The report by the cross-party committee of MPs and peers that scrutinised the draft Protection of Charities Bill expressed broad support for new and enhanced Charity Commission powers. However, it remains to be seen how the report's detailed recommendations – some of which were adopted on the back of evidence from the Charity Law Association – around specific concerns about the breadth of some proposals will affect any legislation brought forward in the next parliament.
Of particular interest in the report is the committee's view that failure to follow "specified good practice" should not in itself be considered misconduct or mismanagement, and that this should be "made clear in the commission's guidance to trustees". This pushes back on the proposed redraft of the commission's core guidance for trustees, The Essential Trustee (CC3). The regulator's finalised redraft of CC3 is expected soon.
HMRC online registration
HM Revenue & Customs has launched a new digital service that allows registration as a charity for tax purposes to be done online. In 2013, HMRC launched a service to allow claims for charity tax relief to be made online, but charities had to have already registered with HMRC using paper form ChA1 in order to make claims. At first, the service will be accessed from the Government Gateway, but will later move to Gov.uk Verify.
Tribunal appeal rejected
The charity tribunal has refused to allow appeals against Charity Commission decisions, including the opening of a statutory inquiry, by the national body for Jehovah's Witnesses congregations. The Watch Tower Bible & Tract Society of Britain had tried to bring a judicial review of the commission's decision, but it failed to persuade the High Court that the tribunal's powers were insufficient to provide it with the remedy it sought.
When it then brought a tribunal appeal, the tribunal refused to accept the application to appeal because it was too late. The tribunal criticised the charity's litigation strategy and said that it should have applied to the tribunal in time and then applied for a stay of proceedings pending a decision on the judicial review proceedings.
The commission's report on the charity BeatBullying, which became insolvent last year, has found no evidence of financial misconduct or mismanagement by the charity's trustees. The report highlights the serious risks for charities that have no reserves and rely heavily on a single method of funding, such as grants. It recognises that the hand-to-mouth nature of such funding and the restrictions that are attached to some grants mean that "even experienced charities with conscientious trustees at the helm can suffer and find themselves in a position where the charity has no choice but to close".

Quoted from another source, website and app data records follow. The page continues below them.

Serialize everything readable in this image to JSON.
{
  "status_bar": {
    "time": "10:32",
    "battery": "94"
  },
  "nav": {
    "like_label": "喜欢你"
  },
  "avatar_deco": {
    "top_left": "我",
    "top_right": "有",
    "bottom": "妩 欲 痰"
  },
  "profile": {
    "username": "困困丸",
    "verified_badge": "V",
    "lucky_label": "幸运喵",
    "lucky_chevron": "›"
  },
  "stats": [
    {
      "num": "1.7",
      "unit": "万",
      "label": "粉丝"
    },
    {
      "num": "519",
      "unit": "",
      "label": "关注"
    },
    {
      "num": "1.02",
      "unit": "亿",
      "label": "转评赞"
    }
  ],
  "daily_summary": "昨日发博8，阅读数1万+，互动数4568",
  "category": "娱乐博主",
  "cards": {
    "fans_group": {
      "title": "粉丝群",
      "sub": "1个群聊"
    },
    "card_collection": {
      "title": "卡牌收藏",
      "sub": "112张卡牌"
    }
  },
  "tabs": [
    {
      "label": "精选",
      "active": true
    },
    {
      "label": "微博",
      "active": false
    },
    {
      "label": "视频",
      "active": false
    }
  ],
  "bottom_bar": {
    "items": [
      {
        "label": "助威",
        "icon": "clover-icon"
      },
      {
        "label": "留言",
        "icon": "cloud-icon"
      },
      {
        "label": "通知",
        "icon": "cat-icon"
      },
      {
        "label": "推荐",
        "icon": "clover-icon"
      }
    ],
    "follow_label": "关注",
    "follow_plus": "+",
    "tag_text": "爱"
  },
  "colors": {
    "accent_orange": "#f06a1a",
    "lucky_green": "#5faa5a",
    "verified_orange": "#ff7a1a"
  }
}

This column is written by Adrian Pashley, charities editor at Thomson Reuters, Practical Law, on behalf of the Charity Law Association